|US9036839||Jun 5, 2013||May 19, 2015||Harman International Industries, Inc.||Multi-way coaxial loudspeaker with magnetic cylinder|
|US9094743||Mar 14, 2014||Jul 28, 2015||Emo Labs, Inc.||Acoustic transducers|
|US9100733||Jun 5, 2013||Aug 4, 2015||Harman International Industries, Inc.||Multi-way coaxial loudspeaker with internal magnet motor and permanent magnet cylinder|
|US9100752||Mar 14, 2014||Aug 4, 2015||Emo Labs, Inc.||Acoustic transducers with bend limiting member|
|US9226078||Mar 14, 2014||Dec 29, 2015||Emo Labs, Inc.||Acoustic transducers|
|US9232316||Aug 4, 2014||Jan 5, 2016||Emo Labs, Inc.||Optically clear diaphragm for an acoustic transducer and method for making same|
|US20030053644 *||Jan 31, 2002||Mar 20, 2003||Vandersteen Richard J.||Coincident source stereo speaker|
|US20030179899 *||Mar 4, 2003||Sep 25, 2003||Audio Products International Corp||Loudspeaker with shaped sound field|
|US20040189151 *||Apr 13, 2004||Sep 30, 2004||Lewis Athanas||Mechanical-to-acoustical transformer and multi-media flat film speaker|

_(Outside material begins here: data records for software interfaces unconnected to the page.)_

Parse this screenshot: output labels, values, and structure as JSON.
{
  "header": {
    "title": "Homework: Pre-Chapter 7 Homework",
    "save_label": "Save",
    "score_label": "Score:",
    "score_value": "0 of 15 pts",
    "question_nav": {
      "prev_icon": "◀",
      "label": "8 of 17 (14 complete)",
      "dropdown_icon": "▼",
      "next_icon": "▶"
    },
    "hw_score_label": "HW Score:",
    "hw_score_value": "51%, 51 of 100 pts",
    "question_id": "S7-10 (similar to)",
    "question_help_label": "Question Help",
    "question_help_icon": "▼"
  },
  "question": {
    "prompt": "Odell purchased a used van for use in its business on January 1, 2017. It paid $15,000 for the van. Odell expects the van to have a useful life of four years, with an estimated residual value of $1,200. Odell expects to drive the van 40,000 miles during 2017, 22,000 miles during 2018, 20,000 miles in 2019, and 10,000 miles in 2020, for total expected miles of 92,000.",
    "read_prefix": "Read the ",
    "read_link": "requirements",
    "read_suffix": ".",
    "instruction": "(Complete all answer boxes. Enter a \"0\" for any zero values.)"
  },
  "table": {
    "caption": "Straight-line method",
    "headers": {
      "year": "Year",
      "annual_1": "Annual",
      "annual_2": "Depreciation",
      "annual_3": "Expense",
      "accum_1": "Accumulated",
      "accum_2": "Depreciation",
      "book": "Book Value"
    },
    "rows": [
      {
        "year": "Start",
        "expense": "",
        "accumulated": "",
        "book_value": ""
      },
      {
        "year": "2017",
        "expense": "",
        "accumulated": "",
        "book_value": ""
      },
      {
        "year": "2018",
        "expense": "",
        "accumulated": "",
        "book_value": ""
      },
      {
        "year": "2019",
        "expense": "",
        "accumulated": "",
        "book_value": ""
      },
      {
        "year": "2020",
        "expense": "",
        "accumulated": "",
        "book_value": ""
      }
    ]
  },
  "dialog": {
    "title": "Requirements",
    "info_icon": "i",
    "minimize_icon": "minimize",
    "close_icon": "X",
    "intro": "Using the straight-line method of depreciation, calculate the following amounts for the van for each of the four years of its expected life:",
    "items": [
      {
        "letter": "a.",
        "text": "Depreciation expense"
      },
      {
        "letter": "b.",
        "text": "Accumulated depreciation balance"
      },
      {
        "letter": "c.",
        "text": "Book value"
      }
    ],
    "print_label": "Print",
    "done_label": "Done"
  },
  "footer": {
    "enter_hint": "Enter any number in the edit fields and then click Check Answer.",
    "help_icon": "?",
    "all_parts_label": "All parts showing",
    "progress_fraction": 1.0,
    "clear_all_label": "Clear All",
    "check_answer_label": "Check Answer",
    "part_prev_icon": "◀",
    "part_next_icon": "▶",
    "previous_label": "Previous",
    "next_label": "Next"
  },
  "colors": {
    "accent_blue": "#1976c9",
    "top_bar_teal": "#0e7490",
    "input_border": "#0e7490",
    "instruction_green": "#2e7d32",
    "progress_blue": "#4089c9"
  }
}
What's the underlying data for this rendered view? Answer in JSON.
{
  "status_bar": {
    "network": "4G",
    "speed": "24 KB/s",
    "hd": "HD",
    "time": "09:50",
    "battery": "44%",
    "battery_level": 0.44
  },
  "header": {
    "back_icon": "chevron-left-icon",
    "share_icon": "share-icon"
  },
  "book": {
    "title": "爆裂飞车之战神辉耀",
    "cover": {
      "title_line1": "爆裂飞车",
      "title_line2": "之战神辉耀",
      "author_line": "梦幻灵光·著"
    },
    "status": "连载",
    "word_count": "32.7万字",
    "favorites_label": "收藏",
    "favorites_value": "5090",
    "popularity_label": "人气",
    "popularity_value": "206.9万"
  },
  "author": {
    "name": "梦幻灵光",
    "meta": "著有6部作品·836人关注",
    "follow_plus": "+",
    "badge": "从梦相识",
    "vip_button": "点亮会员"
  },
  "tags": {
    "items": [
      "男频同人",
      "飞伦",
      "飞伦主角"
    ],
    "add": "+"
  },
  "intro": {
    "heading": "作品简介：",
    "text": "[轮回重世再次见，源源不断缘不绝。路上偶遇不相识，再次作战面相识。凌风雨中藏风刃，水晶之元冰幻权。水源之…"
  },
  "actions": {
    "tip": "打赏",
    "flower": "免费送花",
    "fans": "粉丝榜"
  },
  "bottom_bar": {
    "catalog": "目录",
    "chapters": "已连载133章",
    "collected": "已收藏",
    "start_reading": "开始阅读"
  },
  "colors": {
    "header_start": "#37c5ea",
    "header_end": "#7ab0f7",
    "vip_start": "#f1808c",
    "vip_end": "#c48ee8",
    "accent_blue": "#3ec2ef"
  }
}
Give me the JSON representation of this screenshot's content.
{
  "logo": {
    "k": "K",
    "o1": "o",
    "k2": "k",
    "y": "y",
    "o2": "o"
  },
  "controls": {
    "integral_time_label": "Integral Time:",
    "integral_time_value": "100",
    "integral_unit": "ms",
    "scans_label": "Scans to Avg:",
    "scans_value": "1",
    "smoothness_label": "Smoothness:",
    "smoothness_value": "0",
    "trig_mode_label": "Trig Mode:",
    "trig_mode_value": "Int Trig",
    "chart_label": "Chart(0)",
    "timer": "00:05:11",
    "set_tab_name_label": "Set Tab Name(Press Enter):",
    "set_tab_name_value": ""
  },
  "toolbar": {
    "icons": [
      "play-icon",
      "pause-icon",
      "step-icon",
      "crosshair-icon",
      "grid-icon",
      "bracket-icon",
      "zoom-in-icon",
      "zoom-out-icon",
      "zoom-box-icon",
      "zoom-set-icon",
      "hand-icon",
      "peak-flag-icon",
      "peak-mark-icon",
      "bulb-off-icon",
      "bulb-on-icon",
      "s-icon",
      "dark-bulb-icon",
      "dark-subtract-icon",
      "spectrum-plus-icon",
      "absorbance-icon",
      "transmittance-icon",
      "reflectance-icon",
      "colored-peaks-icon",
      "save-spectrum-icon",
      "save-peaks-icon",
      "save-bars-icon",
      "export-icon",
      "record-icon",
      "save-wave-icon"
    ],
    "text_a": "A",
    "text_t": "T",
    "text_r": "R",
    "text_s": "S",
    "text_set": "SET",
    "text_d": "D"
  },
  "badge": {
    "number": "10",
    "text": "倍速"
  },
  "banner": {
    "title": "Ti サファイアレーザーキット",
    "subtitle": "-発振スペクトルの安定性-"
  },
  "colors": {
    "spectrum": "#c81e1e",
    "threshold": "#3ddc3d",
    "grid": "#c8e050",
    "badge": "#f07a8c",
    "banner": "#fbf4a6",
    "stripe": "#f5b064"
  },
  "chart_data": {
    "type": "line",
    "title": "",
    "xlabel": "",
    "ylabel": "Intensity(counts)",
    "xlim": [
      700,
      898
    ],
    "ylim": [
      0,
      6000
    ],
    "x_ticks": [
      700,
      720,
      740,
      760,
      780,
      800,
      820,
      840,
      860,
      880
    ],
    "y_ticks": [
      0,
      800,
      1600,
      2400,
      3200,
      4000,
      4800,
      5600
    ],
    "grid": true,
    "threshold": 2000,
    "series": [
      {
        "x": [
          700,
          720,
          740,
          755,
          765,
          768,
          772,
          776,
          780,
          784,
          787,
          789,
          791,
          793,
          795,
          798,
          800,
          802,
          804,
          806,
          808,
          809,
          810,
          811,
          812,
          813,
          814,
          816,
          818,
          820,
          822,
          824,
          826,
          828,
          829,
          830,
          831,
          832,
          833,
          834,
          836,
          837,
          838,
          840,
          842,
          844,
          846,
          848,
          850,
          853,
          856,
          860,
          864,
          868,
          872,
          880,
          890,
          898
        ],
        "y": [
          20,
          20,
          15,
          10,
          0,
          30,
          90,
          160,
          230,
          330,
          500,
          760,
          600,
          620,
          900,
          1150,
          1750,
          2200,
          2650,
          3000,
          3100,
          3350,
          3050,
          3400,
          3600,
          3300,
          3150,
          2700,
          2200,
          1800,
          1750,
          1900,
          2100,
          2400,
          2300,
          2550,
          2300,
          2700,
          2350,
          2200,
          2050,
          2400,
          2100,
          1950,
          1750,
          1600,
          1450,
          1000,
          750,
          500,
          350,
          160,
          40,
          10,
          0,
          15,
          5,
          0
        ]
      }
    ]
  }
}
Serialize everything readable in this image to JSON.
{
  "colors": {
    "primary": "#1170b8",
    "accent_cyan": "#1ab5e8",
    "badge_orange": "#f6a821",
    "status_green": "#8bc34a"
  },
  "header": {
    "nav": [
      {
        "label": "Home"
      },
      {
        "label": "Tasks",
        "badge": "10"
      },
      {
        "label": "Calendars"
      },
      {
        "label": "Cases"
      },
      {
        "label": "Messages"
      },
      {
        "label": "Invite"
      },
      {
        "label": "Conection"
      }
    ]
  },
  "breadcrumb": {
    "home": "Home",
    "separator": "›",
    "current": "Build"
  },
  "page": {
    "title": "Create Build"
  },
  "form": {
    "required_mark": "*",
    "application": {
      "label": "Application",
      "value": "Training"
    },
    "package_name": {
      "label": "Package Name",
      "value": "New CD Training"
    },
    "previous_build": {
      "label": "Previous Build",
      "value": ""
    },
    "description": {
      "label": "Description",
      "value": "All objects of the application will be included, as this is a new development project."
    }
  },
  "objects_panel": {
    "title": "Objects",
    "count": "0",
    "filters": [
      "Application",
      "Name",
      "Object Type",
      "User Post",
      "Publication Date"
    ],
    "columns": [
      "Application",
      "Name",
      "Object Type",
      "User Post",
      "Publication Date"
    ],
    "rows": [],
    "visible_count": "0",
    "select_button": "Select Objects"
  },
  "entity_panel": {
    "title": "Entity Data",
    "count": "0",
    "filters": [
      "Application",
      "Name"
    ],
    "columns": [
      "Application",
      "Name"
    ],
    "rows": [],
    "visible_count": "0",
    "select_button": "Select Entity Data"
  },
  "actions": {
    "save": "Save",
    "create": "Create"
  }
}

|US20060269087 *||May 31, 2006||Nov 30, 2006||Johnson Kevin M||Diaphragm Membrane And Supporting Structure Responsive To Environmental Conditions|
|US20070025583 *||Aug 1, 2005||Feb 1, 2007||Weil Robert P||Sound dispersion speaker grill|
|US20080273720 *||May 31, 2006||Nov 6, 2008||Johnson Kevin M||Optimized piezo design for a mechanical-to-acoustical transducer|
|US20090003632 *||Jun 27, 2007||Jan 1, 2009||Chun-Yi Lin||Single magnet coaxial loudspeaker|
|US20100124340 *||Nov 17, 2009||May 20, 2010||K+H Vertriebs - Und Entwicklungsgesellschaft Mbh||Loudspeaker unit|
|US20100224437 *||Mar 6, 2009||Sep 9, 2010||Emo Labs, Inc.||Optically Clear Diaphragm For An Acoustic Transducer And Method For Making Same|
|US20100322455 *||Nov 21, 2008||Dec 23, 2010||Emo Labs, Inc.||Wireless loudspeaker|
|US20110044476 *||Aug 16, 2010||Feb 24, 2011||Emo Labs, Inc.||System to generate electrical signals for a loudspeaker|
|USD733678||Dec 27, 2013||Jul 7, 2015||Emo Labs, Inc.||Audio speaker|
|USD741835||Dec 27, 2013||Oct 27, 2015||Emo Labs, Inc.||Speaker|
|USD748072||Mar 14, 2014||Jan 26, 2016||Emo Labs, Inc.||Sound bar audio speaker|
|DE202011051128U1||Aug 26, 2011||Oct 10, 2011||Uri Rapoport||Kompakter frequenzweichenfreier Koaxiallautsprecher|
|EP2187659A2 *||Nov 11, 2009||May 19, 2010||K + H Vertriebs- und Entwicklungsgesellschaft MBH||Loudspeaker unit|
|WO2003075606A1 *||Mar 4, 2003||Sep 12, 2003||Audio Products Int Corp||Loudspeaker with shaped sound field|
|U.S. Classification||381/182, 381/392, 381/190|
|Jul 12, 1996||FPAY||Fee payment|
Year of fee payment: 4
|Jul 19, 2000||FPAY||Fee payment|
Year of fee payment: 8
|Sep 22, 2004||REMI||Maintenance fee reminder mailed|
|Mar 9, 2005||LAPS||Lapse for failure to pay maintenance fees|
|May 3, 2005||FP||Expired due to failure to pay maintenance fee|
Effective date: 20050309